If you read only one take on Rihanna and Chris Brown’s latest musical (and personal) partnership, make it this one by Ann Powers.
New this week: Lincoln in the Bardo by George Saunders; Shadowbahn by Steve Erickson; The Fortunate Ones by Ellen Umansky; All That’s Left to Tell by Daniel Lowe; The Weight of Him by Ethel Rohan; The Dark Flood Rises by Margaret Drabble; and Be My Wolff by Emma Richler. For more on these and other new titles, go read our most recent book preview.

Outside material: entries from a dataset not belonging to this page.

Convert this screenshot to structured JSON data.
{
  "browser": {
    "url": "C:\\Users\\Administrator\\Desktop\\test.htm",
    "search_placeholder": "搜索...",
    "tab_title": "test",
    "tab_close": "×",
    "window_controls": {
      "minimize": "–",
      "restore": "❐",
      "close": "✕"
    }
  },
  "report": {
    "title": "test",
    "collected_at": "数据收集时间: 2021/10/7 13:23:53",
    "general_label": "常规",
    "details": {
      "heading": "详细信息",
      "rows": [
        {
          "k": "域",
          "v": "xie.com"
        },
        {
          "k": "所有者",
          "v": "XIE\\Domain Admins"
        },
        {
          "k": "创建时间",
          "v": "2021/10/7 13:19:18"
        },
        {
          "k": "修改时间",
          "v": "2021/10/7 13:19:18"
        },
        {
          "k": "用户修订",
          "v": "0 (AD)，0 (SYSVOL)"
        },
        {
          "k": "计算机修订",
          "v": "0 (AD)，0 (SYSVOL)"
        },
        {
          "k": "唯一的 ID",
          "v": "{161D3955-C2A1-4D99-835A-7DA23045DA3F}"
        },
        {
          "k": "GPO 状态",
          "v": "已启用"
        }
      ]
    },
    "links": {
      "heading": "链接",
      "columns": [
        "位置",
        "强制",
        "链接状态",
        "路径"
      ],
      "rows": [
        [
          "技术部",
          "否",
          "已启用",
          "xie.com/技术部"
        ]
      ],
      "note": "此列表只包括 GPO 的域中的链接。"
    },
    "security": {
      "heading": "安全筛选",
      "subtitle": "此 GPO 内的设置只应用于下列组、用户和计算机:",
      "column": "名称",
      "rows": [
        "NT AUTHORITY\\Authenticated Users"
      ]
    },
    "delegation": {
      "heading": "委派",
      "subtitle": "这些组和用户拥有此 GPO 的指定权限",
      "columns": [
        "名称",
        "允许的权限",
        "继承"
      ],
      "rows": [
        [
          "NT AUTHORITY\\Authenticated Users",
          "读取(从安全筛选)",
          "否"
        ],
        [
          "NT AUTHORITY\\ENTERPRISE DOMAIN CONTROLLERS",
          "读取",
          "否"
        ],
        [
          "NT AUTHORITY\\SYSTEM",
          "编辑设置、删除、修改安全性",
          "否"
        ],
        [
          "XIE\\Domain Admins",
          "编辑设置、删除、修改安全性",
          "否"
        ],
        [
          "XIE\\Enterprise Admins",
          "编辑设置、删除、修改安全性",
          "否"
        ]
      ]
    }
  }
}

If you’re a professor or mentor, it’s the time of year you should expect to be hit up for recommendation letters. You can find inspiration in Ralph Waldo Emerson’s recommendation letter for Walt Whitman, when the latter was seeking government employment despite his controversial poetry. “He is known to me as a man of strong original genius, combining, with marked eccentricities, great powers & valuable traits of character: a self-relying large-hearted man, much beloved by his friends.” Even if the government didn’t like Whitman’s work, we do; read our own Michael Bourne’s essay on the power of Whitman’s poetry.
The latest short by James W. Griffiths, We Were Wanderers On a Prehistoric Earth, is an “ode to the incredible flora and fauna of Malaysia.” The film is accompanied by a passage from Joseph Conrad’s Heart of Darkness, and it’s clear that the author’s description of the Congo applies to Southeast Asia quite easily.
Here are the first lines of some wonderful short stories from Bukowksi, Kafka, and Barthelme illustrated with simple 8 bit images. And here are eleven American movie posters rendered by artist Murat Palta in the style of classic Ottoman art. I especially dig the one based on Scarface.
“You’re following some cute glyph about smoking, then one about stationary, then dirty dishes and some mischievous cat—then it’s suddenly ‘Not your father’s safari jacket’ followed by pearl puddles, LIBERATOR dildos, Quaker teens, rehab, troubled teens, and more jackets. It’s like a mini-Buñuel movie! And they expect you to keep following along with Malcolm Gladwell, or whoever it is, over there to the left? Why would you? You want to shout, Hey Malcolm, can you shut up about Twitter and explain the neo-surrealist montage unfolding perversely in the margins?” The strange amalgamation that is the magazine ad column.